      A friend of mine had a sister who had had a mastectomy and years later her cancer returned, this time in her bones and brain. She was 5′ 6″ and weighed around 200 lbs, so she was sorta kinda fat. When she died 2 years later, she weighed 195 lbs. We took care of her at home, and we enticed her to eat with all the fattening foods she loved – mashed potatoes and gravy, milkshakes, ice cream sundaes, corn bread with real butter, soups made with real cream and butter, etc. Her doctor was amazed that she hadn’t lost much weight and that she had lived for 2 years after her diagnosis (he had given her six months). I firmly believe that if she hadn’t been fat, and if we hadn’t enticed her to eat, she probably would have died in that doctor’s time frame. I don’t know if we did her any favors or not, but I do know that having that “extra” time allowed all of her family to visit her before she passed.
      So be glad you have that cushion of extra weight, it may have helped you survive (along with your indomitable will to survive, of course).

  20. Aislin Kageno

     /  February 5, 2013

    I’m pretty sure that your doctor, in addition to being incredibly rude and thoughtless, is also just plain wrong. The last time I went to the doctor, I remember panicking because I was borderline overweight when I calculated my BMI based on the poster on the wall. I am 5’2”, and I weigh 135 these days. I thought I was doing okay, but this poster was telling me I was almost overweight. So for your doctor to say that you – being taller than I am – have a *maximum* ideal weight of 126? That cannot be right at all.

    You are doing just freakin’ fine, and thank you so much for saying something to that doctor! Lots of love from the internet. 🙂

  21. Been there, done that. At 5’10” and 195(ish) pounds when I got pregnant, I was told that I needed to be very careful about gaining “the appropriate amount of weight” during the pregnancy, as if I had so little self control that I would gain hundreds of pounds in a few months. Then, when I lost weight during my first trimester (brutal morning sickness), I was berated for that, too. Sometimes there is just no winning.

  22. violetyoshi

     /  February 16, 2013

    I heard this claim from someone who I was debating on the topic of health online. That people don’t know what normal is, because everyone now is “obese”. Seems to me society has forgotten that normal means the same as average. Therefore if the majority of people are overweight, it’s likely that what has been classified as overweight is a healthy and normal weight for most people.

    Yet society has claimed what is abnormal for most people, meaning being thin, is now normal.
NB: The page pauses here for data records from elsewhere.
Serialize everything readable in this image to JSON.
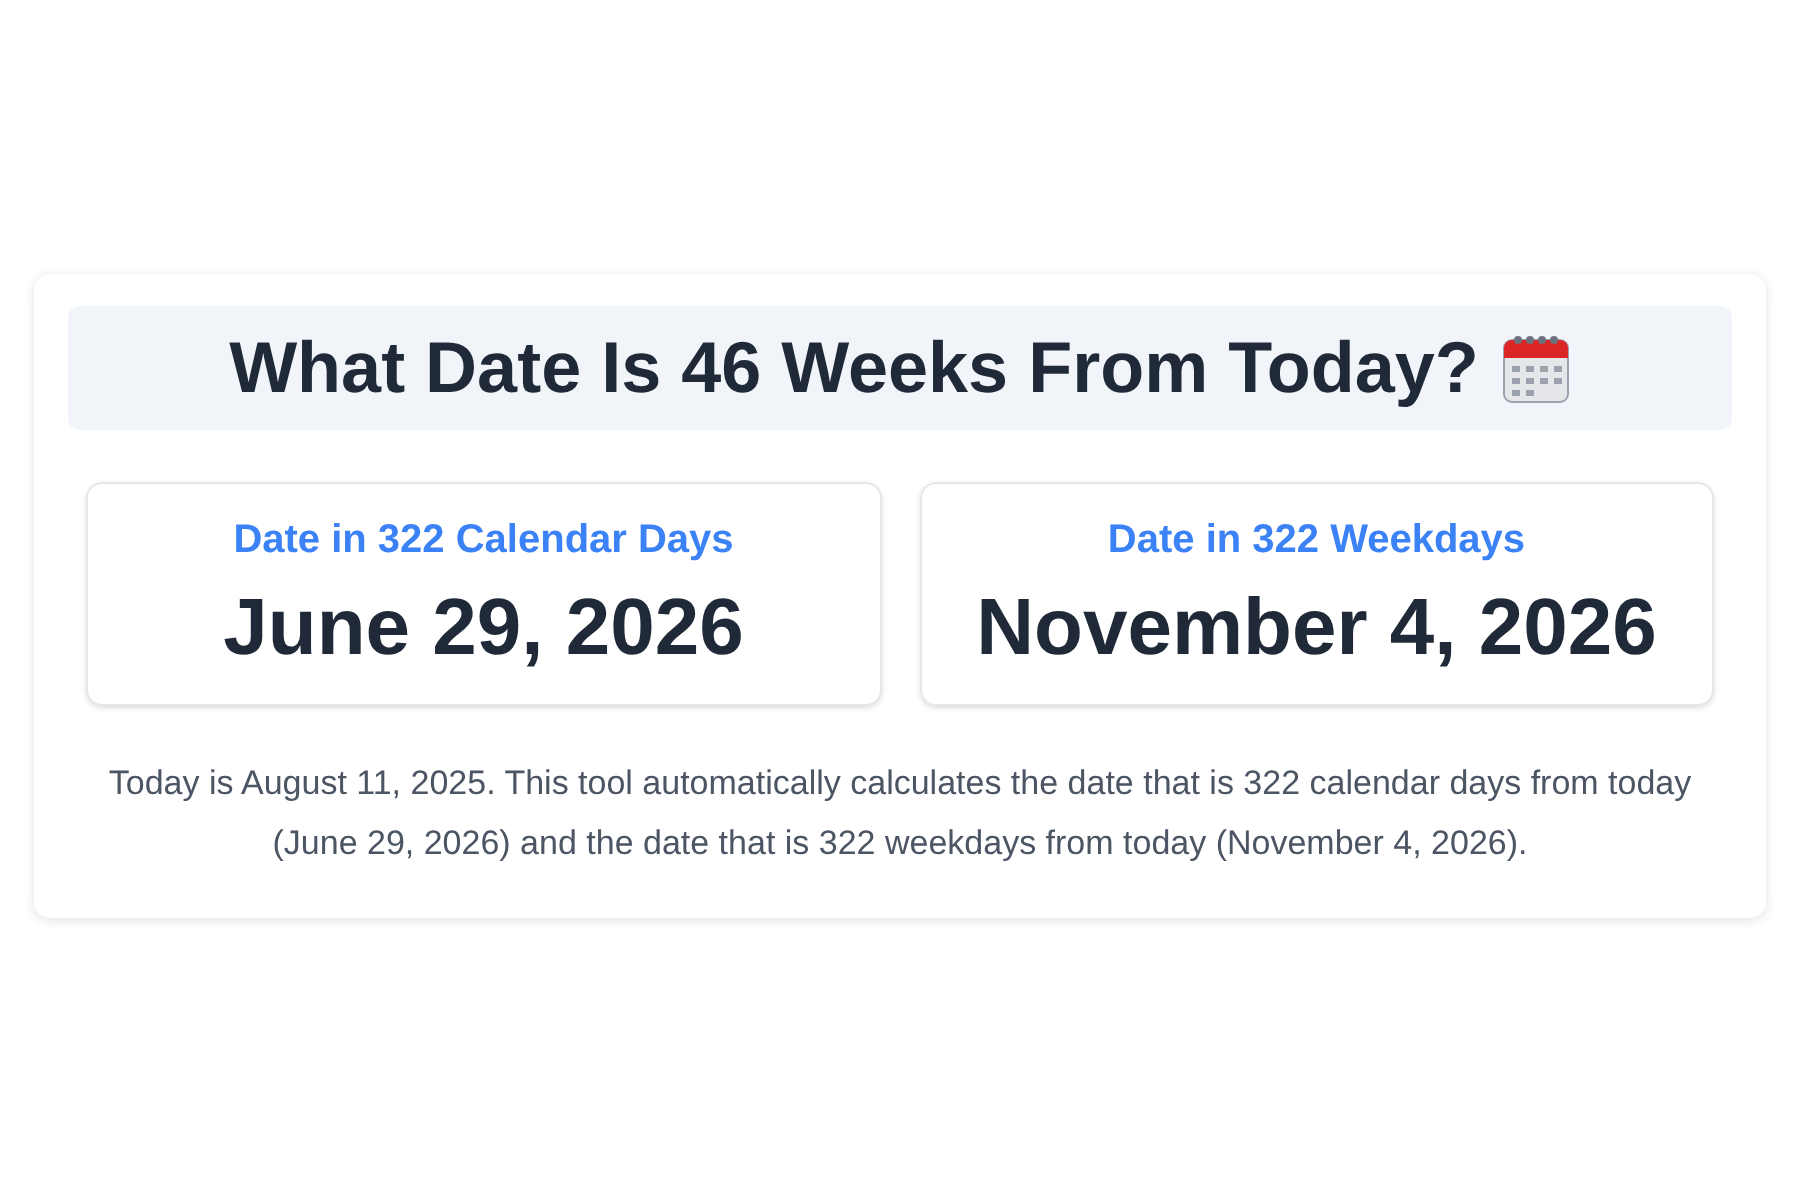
{
  "title": "What Date Is 46 Weeks From Today?",
  "results": [
    {
      "label": "Date in 322 Calendar Days",
      "value": "June 29, 2026"
    },
    {
      "label": "Date in 322 Weekdays",
      "value": "November 4, 2026"
    }
  ],
  "description": "Today is August 11, 2025. This tool automatically calculates the date that is 322 calendar days from today (June 29, 2026) and the date that is 322 weekdays from today (November 4, 2026)."
}
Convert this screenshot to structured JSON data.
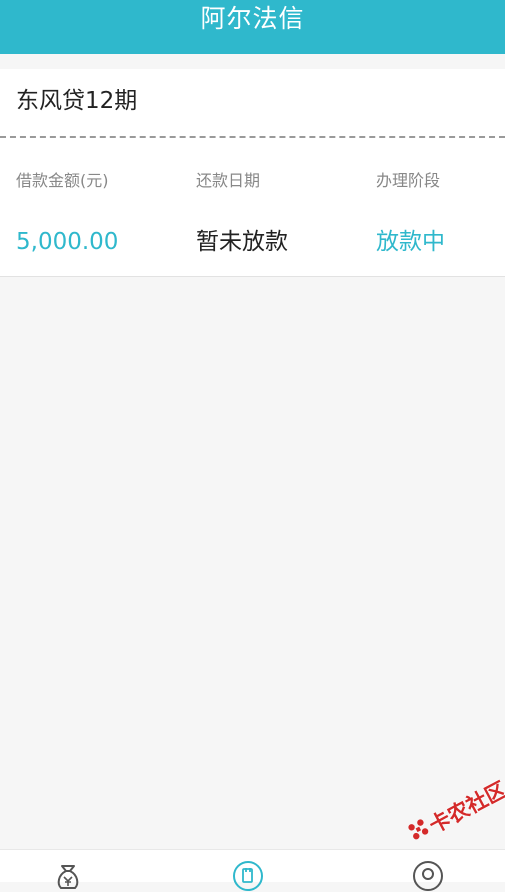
{
  "header": {
    "title": "阿尔法信"
  },
  "loan": {
    "name": "东风贷12期",
    "columns": [
      {
        "label": "借款金额(元)",
        "value": "5,000.00"
      },
      {
        "label": "还款日期",
        "value": "暂未放款"
      },
      {
        "label": "办理阶段",
        "value": "放款中"
      }
    ]
  },
  "watermark": {
    "text": "卡农社区"
  },
  "colors": {
    "accent": "#2fb8cc",
    "watermark": "#d42a2a"
  },
  "tabbar": {
    "icons": [
      "money-bag-icon",
      "record-icon",
      "profile-icon"
    ],
    "active_index": 1
  }
}
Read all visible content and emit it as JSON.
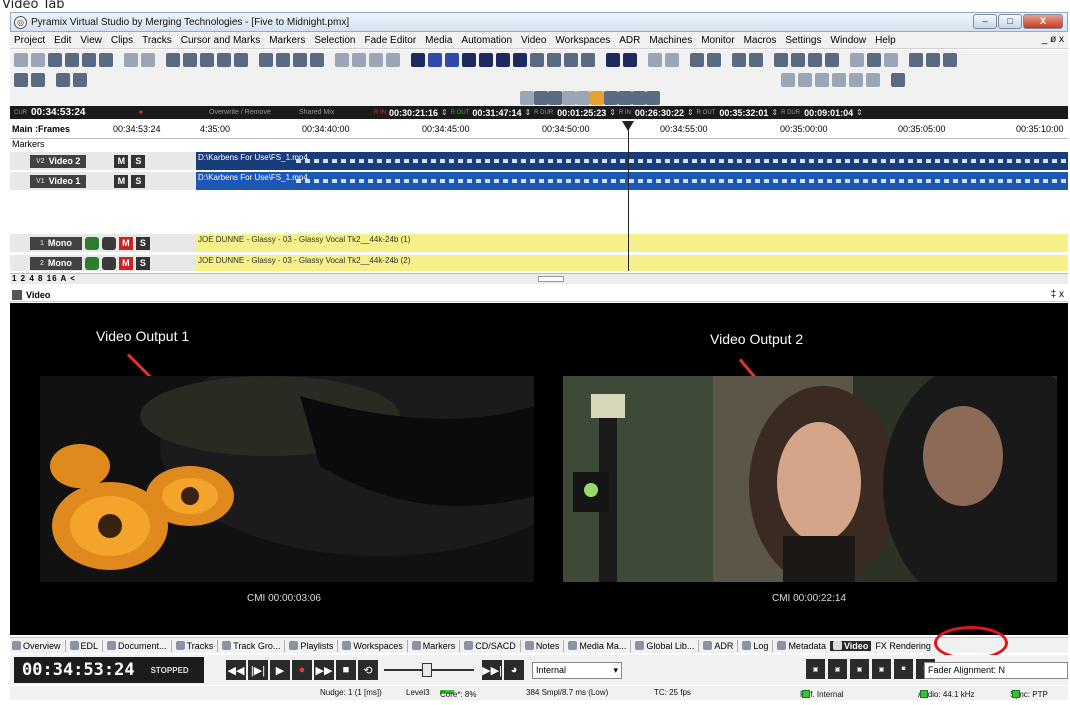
{
  "caption": "Video Tab",
  "window": {
    "title": "Pyramix Virtual Studio by Merging Technologies - [Five to Midnight.pmx]",
    "minimize": "–",
    "maximize": "□",
    "close": "X"
  },
  "menu": [
    "Project",
    "Edit",
    "View",
    "Clips",
    "Tracks",
    "Cursor and Marks",
    "Markers",
    "Selection",
    "Fade Editor",
    "Media",
    "Automation",
    "Video",
    "Workspaces",
    "ADR",
    "Machines",
    "Monitor",
    "Macros",
    "Settings",
    "Window",
    "Help"
  ],
  "menu_mdi": "_ ø x",
  "timecodes": {
    "cur_label": "CUR",
    "cur": "00:34:53:24",
    "overwrite": "Overwrite / Remove",
    "shared": "Shared Mix",
    "in_label": "R IN",
    "in": "00:30:21:16",
    "out_label": "R OUT",
    "out": "00:31:47:14",
    "dur_label": "R DUR",
    "dur": "00:01:25:23",
    "in2_label": "R IN",
    "in2": "00:26:30:22",
    "out2_label": "R OUT",
    "out2": "00:35:32:01",
    "dur2_label": "R DUR",
    "dur2": "00:09:01:04"
  },
  "ruler": {
    "label": "Main :Frames",
    "current": "00:34:53:24",
    "ticks": [
      "4:35:00",
      "00:34:40:00",
      "00:34:45:00",
      "00:34:50:00",
      "00:34:55:00",
      "00:35:00:00",
      "00:35:05:00",
      "00:35:10:00"
    ]
  },
  "markers_label": "Markers",
  "tracks": [
    {
      "num": "V2",
      "name": "Video 2",
      "m": "M",
      "s": "S",
      "clip": "D:\\Karbens For Use\\FS_1.mp4"
    },
    {
      "num": "V1",
      "name": "Video 1",
      "m": "M",
      "s": "S",
      "clip": "D:\\Karbens For Use\\FS_1.mp4"
    },
    {
      "num": "1",
      "name": "Mono",
      "m": "M",
      "s": "S",
      "clip": "JOE DUNNE - Glassy - 03 - Glassy Vocal Tk2__44k-24b (1)"
    },
    {
      "num": "2",
      "name": "Mono",
      "m": "M",
      "s": "S",
      "clip": "JOE DUNNE - Glassy - 03 - Glassy Vocal Tk2__44k-24b (2)"
    }
  ],
  "zoom_buttons": "1 2 4 8 16 A <",
  "video_panel": {
    "title": "Video",
    "pin": "‡ x",
    "output1": "Video Output 1",
    "output2": "Video Output 2",
    "tc1": "CMI 00:00:03:06",
    "tc2": "CMI 00:00:22:14"
  },
  "bottom_tabs": [
    "Overview",
    "EDL",
    "Document...",
    "Tracks",
    "Track Gro...",
    "Playlists",
    "Workspaces",
    "Markers",
    "CD/SACD",
    "Notes",
    "Media Ma...",
    "Global Lib...",
    "ADR",
    "Log",
    "Metadata",
    "Video",
    "FX Rendering"
  ],
  "active_tab": "Video",
  "transport": {
    "clock": "00:34:53:24",
    "state": "STOPPED",
    "sync_source": "Internal",
    "fader_alignment": "Fader Alignment: N"
  },
  "status": {
    "nudge": "Nudge: 1 (1 [ms])",
    "level": "Level3",
    "core": "Core*: 8%",
    "buffer": "384 Smpl/8.7 ms (Low)",
    "tc": "TC: 25 fps",
    "ref": "Ref. Internal",
    "audio": "Audio: 44.1 kHz",
    "sync": "Sync: PTP"
  },
  "colors": {
    "pointer": "#e8312d",
    "highlight_circle": "#e0161b",
    "video2_lane": "#183d7a",
    "video1_lane": "#1d57b4",
    "audio_lane": "#f5f08a"
  }
}
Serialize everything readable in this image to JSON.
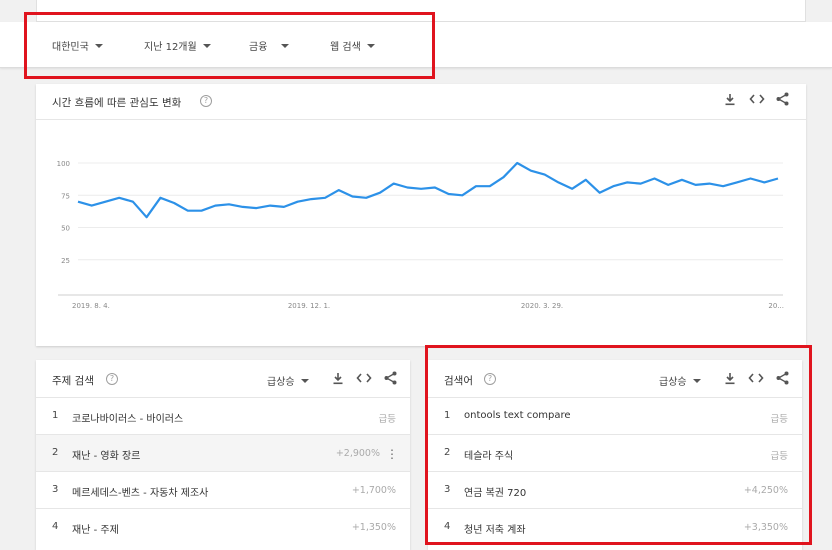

Like in 1984 society is telling is us we must state that 2 + 2 = 5, if we do not, or claim that 2+2 = 4 we are to be humiliated and ostracized. We have to start telling the doctors, thin does not always equal healthy, and that 2 + 2 indeed equals 4.

  23. WTF?! 153lb at 5’4” isn’t even fat!

    “living in an overweight culture means that your view of normal gets skewed”

    No, living in a culture obsessed with numbers on a scale means nobody bothers to take height, activity level, bone structure, diet etc. into account and everyone’s still stuck on the BMI chart.

  1. Weekly Feminist Reader

Leave a Reply

Please log in using one of these methods to post your comment: Logo

You are commenting using your account. Log Out /  Change )

Google+ photo

You are commenting using your Google+ account. Log Out /  Change )

Twitter picture

You are commenting using your Twitter account. Log Out /  Change )

Facebook photo

You are commenting using your Facebook account. Log Out /  Change )


Connecting to %s

%d bloggers like this: